Asked by FreightWaves whether he believes all the compliant fuel necessary to supply the entire world’s fleet is in place as of today — with just four months to go before the deadline — he confirmed that it is not. Furthermore, he said that he does not believe it will all be positioned by the beginning of next year.

“Even on Jan. 1 it will not be in all of the places it’s needed. It will not be a case of everything being nice and dandy and readily available on that date. No. There will be a transitional period when there will be issues and difficulties in some parts of the world. No doubt. But we do think that there will [eventually] be enough compliant fuel.”

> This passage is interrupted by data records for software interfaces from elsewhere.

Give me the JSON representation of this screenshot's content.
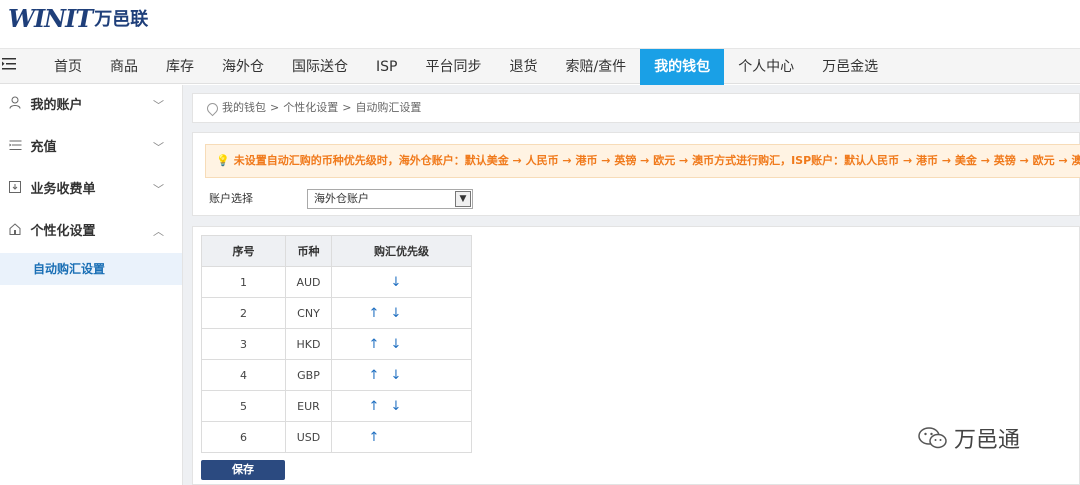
{
  "brand": {
    "logo_mark": "WINIT",
    "logo_cn": "万邑联"
  },
  "nav": {
    "items": [
      {
        "label": "首页"
      },
      {
        "label": "商品"
      },
      {
        "label": "库存"
      },
      {
        "label": "海外仓"
      },
      {
        "label": "国际送仓"
      },
      {
        "label": "ISP"
      },
      {
        "label": "平台同步"
      },
      {
        "label": "退货"
      },
      {
        "label": "索赔/查件"
      },
      {
        "label": "我的钱包",
        "active": true
      },
      {
        "label": "个人中心"
      },
      {
        "label": "万邑金选"
      }
    ]
  },
  "sidebar": {
    "groups": [
      {
        "label": "我的账户",
        "icon": "user-icon",
        "expanded": false
      },
      {
        "label": "充值",
        "icon": "recharge-icon",
        "expanded": false
      },
      {
        "label": "业务收费单",
        "icon": "bill-icon",
        "expanded": false
      },
      {
        "label": "个性化设置",
        "icon": "home-settings-icon",
        "expanded": true
      }
    ],
    "active_sub": "自动购汇设置"
  },
  "breadcrumb": {
    "items": [
      "我的钱包",
      "个性化设置",
      "自动购汇设置"
    ],
    "separator": ">"
  },
  "notice": {
    "text": "未设置自动汇购的币种优先级时，海外仓账户：默认美金 → 人民币 → 港币 → 英镑 → 欧元 → 澳币方式进行购汇，ISP账户：默认人民币 → 港币 → 美金 → 英镑 → 欧元 → 澳币方式进行购汇"
  },
  "account": {
    "label": "账户选择",
    "selected": "海外仓账户"
  },
  "table": {
    "headers": {
      "seq": "序号",
      "currency": "币种",
      "priority": "购汇优先级"
    },
    "rows": [
      {
        "seq": "1",
        "currency": "AUD",
        "up": false,
        "down": true
      },
      {
        "seq": "2",
        "currency": "CNY",
        "up": true,
        "down": true
      },
      {
        "seq": "3",
        "currency": "HKD",
        "up": true,
        "down": true
      },
      {
        "seq": "4",
        "currency": "GBP",
        "up": true,
        "down": true
      },
      {
        "seq": "5",
        "currency": "EUR",
        "up": true,
        "down": true
      },
      {
        "seq": "6",
        "currency": "USD",
        "up": true,
        "down": false
      }
    ],
    "up_glyph": "↑",
    "down_glyph": "↓"
  },
  "actions": {
    "save_label": "保存"
  },
  "watermark": {
    "text": "万邑通"
  },
  "colors": {
    "nav_active": "#1aa0e6",
    "brand": "#1f3f7a",
    "notice_text": "#f07a1c",
    "save_button": "#2b4a80",
    "sidebar_active": "#1a6fb5"
  }
}
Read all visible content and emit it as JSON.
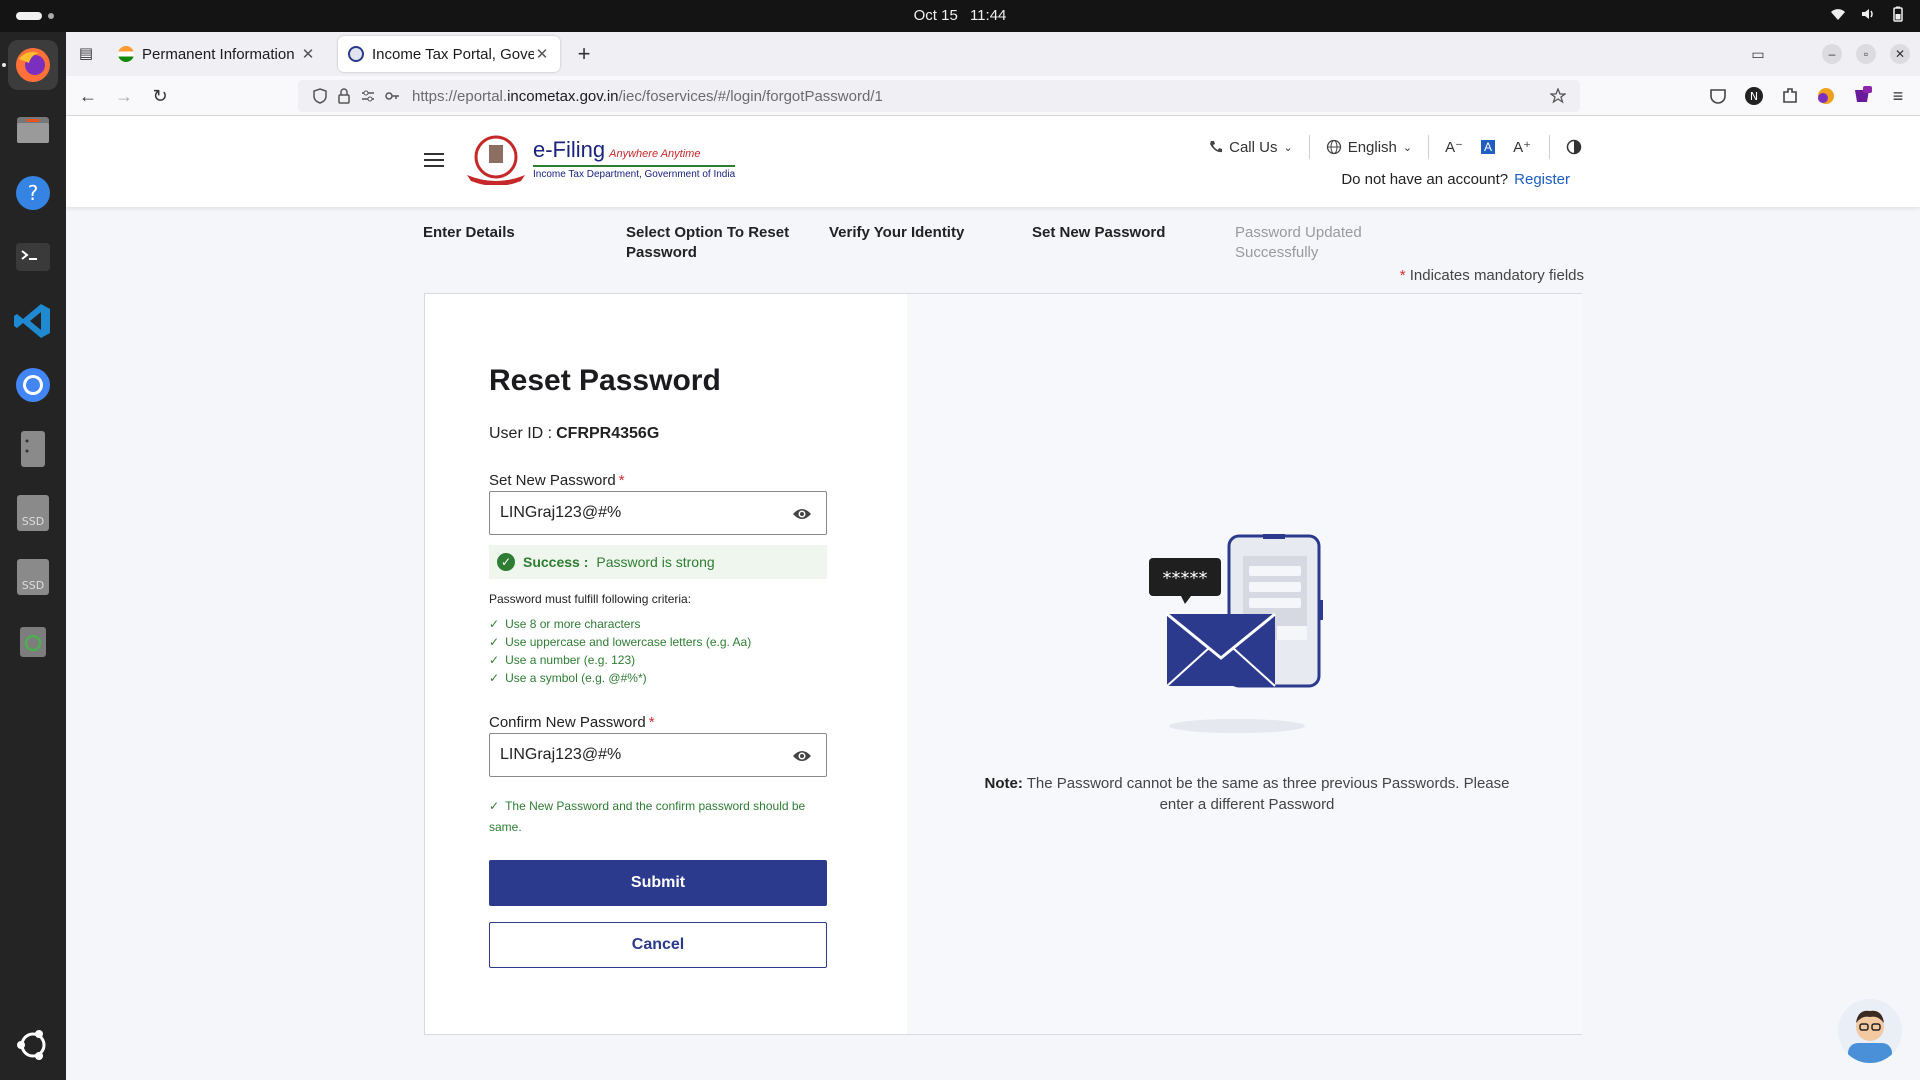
{
  "system": {
    "date": "Oct 15",
    "time": "11:44"
  },
  "browser": {
    "tabs": [
      {
        "label": "Permanent Information",
        "active": false
      },
      {
        "label": "Income Tax Portal, Gover",
        "active": true
      }
    ],
    "url_prefix": "https://eportal.",
    "url_domain": "incometax.gov.in",
    "url_path": "/iec/foservices/#/login/forgotPassword/1"
  },
  "header": {
    "brand": "e-Filing",
    "tagline": "Anywhere Anytime",
    "subtitle": "Income Tax Department, Government of India",
    "call_us": "Call Us",
    "language": "English",
    "account_prompt": "Do not have an account?",
    "register_link": "Register"
  },
  "steps": [
    {
      "label": "Enter Details",
      "state": "done"
    },
    {
      "label": "Select Option To Reset Password",
      "state": "done"
    },
    {
      "label": "Verify Your Identity",
      "state": "done"
    },
    {
      "label": "Set New Password",
      "state": "current"
    },
    {
      "label": "Password Updated Successfully",
      "state": "pending"
    }
  ],
  "mandatory_note": "Indicates mandatory fields",
  "form": {
    "title": "Reset Password",
    "user_id_label": "User ID :",
    "user_id_value": "CFRPR4356G",
    "new_password_label": "Set New Password",
    "new_password_value": "LINGraj123@#%",
    "strength_label": "Success :",
    "strength_message": "Password is strong",
    "criteria_title": "Password must fulfill following criteria:",
    "criteria": [
      "Use 8 or more characters",
      "Use uppercase and lowercase letters (e.g. Aa)",
      "Use a number (e.g. 123)",
      "Use a symbol (e.g. @#%*)"
    ],
    "confirm_password_label": "Confirm New Password",
    "confirm_password_value": "LINGraj123@#%",
    "match_message": "The New Password and the confirm password should be same.",
    "submit_label": "Submit",
    "cancel_label": "Cancel"
  },
  "illustration": {
    "masked_text": "*****"
  },
  "note": {
    "label": "Note:",
    "text": "The Password cannot be the same as three previous Passwords. Please enter a different Password"
  },
  "colors": {
    "primary": "#2b3a8c",
    "success": "#2e7d32",
    "required": "#d32f2f",
    "link": "#1f5fbf"
  }
}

Some market watchers had expected crude- and product-tanker rates to experience IMO upside as soon as this month as a result of refineries and fuel suppliers prepositioning compliant fuel. “I think the people doing that math were being a little too theoretical,” said Ullman, describing the timeline as “delayed but not derailed.”

He emphasized on the fuel transition: “It’s going to happen and it will be a bit of a rude awakening. Things will be shaken up pretty heavily.”

Concordia is not installing scrubbers to tackle IMO 2020; instead, it’s buying compliant fuel and hedges on the differentials between high-sulfur fuel oil and marine gas oil.

Asked about the hedging, Ullman commented, “In the paper-market trading, it went up and up on expectations that the spread was going to be enormous, then things came down. But I think there is going to be a shortage of one product and it will be long in another and the spreads are going up again. I think everybody’s in for a wake-up call come November.”

View entirety: Freightwaves